TBILISI — Georgia launched a Russian-language television channel on Tuesday focusing on news coverage of events in the Caucasus region, including Russia's restive south.
The first program on the state-sponsored channel, First Caucasus News, was a marathon question-and-answer session between President Mikheil Saakashvili and the Georgian public. But the channel's director said it would not serve as a vehicle for state-controlled information.
"There is no way that we are going to let this channel be a propaganda channel," said Robert Parsons, the channel's director and a former BBC correspondent.
He conceded that Moscow was unlikely to look kindly on a Georgian-run channel broadcasting to its southern republics, including Chechnya.
"In Russia, there is no doubt that there will be a certain amount of hostility toward us," Parsons said. "Our target is essentially to fill the information vacuum. … And of course, if you try to fill the information vacuum in countries where the media is controlled by the state, the state is not going to like it."
Relations between Moscow and Tbilisi have remained frosty since Russia crushed a Georgian assault on Georgia's breakaway pro-Moscow region of South Ossetia in August 2008.
Analysts said the new TV channel would annoy Moscow.
"This channel will irritate officials in Moscow, of course, as it will violate a monopoly on media coverage of events especially in the turbulent North Caucasus region," independent analyst Alexander Rondeli said.

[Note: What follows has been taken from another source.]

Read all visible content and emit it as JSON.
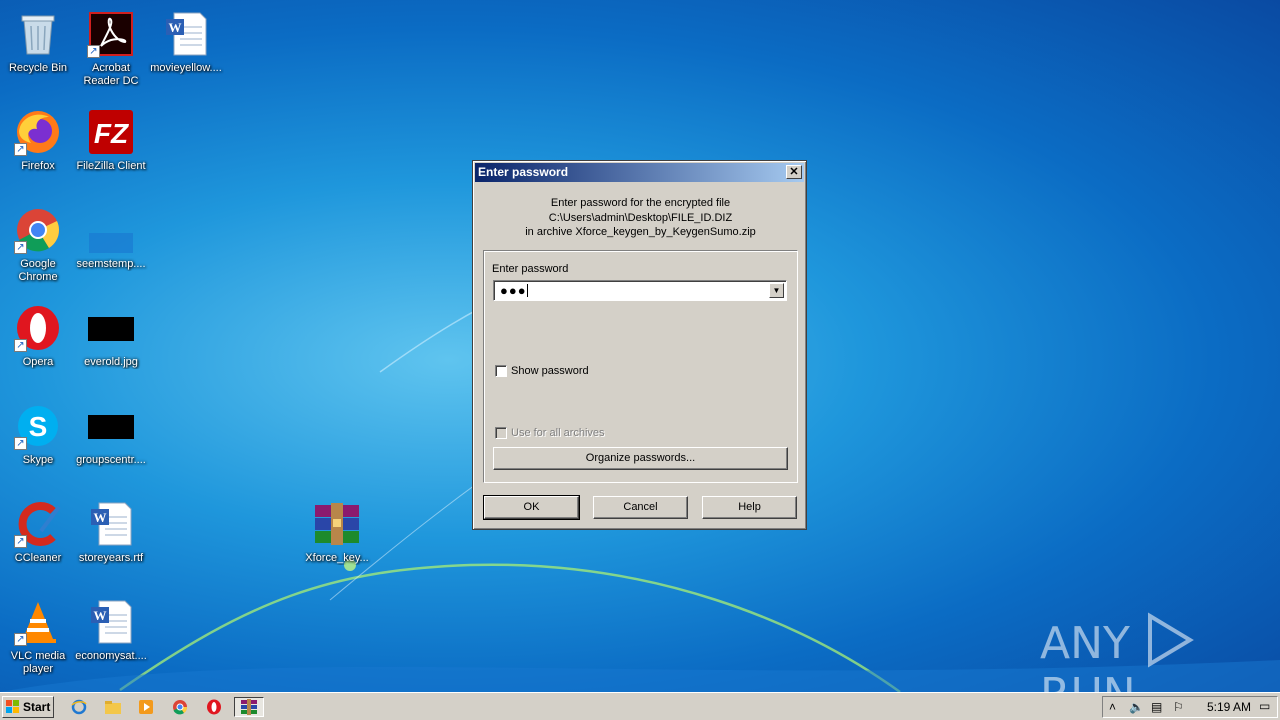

The new channel was briefly on air a year ago before Paris-based satellite operator Eutelsat cut transmission, saying a long-term contract had not been signed.
Georgia accused Russia of masterminding the move, but Moscow denied the charge and Eutelsat denied being pressured by Russia.
The broadcaster sued Eutelsat in the French courts but lost the case and switched to another satellite — Hot Bird E13.